My favorite brand that assimilates popular specialty inks throughout its collection is Superdry. It features enhanced, classic and trendy designs that are carefully curated with garment fabrics and colors in mind. While many of Superdry’s techniques are done overseas in specialty shops, getting inspired and adapting those concepts into your clients’ apparel will make them happier.

Brands like Lucky Brand, True Religion and — in this latest season — Levi’s have integrated many specialty inks into their apparel designs. Holographic foil, high-density and crackle inks are some of my favorites.

It’s easy to identify the retail appeal these major brands create with their collections and the accompanying higher prices. Simply adding specialty ink can yield an extra $5-$10 per piece at retail.

While specialty ink isn’t the end-all be-all for creating a retail-worthy garment, explore the possibilities, incorporate them into your offerings and take a design to the next level. Use your ink and equipment suppliers to get tips, tricks and best practices so you minimize the learning curve.

Also, join a community group of printers to get real-world suggestions and input on pitfalls to avoid. If you’re actively using specialty inks, push yourself to offer more techniques and mixed media. Follow other decorators and industry professionals — Danny Gruninger of Denver Print House, Milosj de Groot of Mad Specials and Michelle Moxley of M&R, to name a few — to see the cool things they’re creating with specialty inks.

Not all these techniques are production friendly, but that doesn’t mean you can’t get inspired. Use self-branded showroom samples to test, design and produce something out of the box.

Jeremy Picker is the creative director and CEO at AMB3R Creative, a Colorado-based apparel-design firm. He has more than 20 years of experience in the fashion industry and brings a depth of knowledge in custom design, screen printing, embroidery, appliqué, finishing and promotional products.
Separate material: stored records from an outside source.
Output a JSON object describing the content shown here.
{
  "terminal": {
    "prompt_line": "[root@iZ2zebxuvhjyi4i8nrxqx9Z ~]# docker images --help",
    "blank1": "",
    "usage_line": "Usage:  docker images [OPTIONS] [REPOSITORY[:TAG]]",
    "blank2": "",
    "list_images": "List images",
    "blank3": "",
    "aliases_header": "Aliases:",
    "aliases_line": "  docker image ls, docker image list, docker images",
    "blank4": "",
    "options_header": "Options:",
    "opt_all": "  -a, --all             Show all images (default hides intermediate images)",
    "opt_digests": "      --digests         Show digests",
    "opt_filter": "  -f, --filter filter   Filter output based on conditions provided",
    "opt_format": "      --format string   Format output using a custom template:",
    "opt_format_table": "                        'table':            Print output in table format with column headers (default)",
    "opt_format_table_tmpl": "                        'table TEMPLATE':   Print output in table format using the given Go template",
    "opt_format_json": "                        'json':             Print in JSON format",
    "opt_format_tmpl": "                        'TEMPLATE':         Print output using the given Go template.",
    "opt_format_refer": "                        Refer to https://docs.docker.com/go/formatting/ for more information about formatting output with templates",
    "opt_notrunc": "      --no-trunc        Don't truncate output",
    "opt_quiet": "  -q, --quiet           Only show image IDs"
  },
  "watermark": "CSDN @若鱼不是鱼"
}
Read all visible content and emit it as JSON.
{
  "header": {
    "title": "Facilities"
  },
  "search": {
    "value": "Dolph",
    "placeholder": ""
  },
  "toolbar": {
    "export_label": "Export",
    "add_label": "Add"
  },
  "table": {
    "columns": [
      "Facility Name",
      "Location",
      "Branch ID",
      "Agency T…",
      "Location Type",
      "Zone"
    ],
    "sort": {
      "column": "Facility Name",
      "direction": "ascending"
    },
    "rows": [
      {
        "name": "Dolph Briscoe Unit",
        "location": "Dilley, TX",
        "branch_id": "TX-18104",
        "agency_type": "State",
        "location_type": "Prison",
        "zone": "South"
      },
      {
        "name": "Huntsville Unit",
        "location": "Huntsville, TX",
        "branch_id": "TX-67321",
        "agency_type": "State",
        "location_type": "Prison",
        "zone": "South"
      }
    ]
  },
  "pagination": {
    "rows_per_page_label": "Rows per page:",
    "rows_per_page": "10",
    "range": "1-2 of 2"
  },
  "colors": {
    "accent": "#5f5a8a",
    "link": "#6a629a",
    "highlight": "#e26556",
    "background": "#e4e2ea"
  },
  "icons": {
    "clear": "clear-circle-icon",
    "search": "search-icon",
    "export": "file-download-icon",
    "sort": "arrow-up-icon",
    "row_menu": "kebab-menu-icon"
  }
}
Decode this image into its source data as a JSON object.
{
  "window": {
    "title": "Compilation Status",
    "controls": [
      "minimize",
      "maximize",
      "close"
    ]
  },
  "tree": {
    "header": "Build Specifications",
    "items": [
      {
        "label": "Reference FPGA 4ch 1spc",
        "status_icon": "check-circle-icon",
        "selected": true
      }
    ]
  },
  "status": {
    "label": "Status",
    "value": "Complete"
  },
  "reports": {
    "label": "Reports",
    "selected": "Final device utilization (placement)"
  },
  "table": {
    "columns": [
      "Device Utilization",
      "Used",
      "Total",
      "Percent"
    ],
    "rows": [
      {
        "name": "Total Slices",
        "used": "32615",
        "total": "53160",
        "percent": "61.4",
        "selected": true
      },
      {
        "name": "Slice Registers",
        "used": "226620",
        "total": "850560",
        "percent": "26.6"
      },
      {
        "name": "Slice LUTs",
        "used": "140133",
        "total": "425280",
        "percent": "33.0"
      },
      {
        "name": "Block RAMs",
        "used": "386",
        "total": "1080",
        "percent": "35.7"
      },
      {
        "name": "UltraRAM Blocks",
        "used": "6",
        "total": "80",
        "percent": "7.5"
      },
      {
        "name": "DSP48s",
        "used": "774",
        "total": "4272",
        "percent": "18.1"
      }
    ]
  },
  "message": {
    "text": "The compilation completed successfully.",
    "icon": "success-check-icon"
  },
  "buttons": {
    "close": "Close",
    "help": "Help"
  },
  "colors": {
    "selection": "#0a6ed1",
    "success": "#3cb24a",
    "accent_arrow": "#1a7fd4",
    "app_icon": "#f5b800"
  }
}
He has helped numerous brands launch, grow and manage merchandise for major-label brands. For more information or to comment on this article, email Jeremy at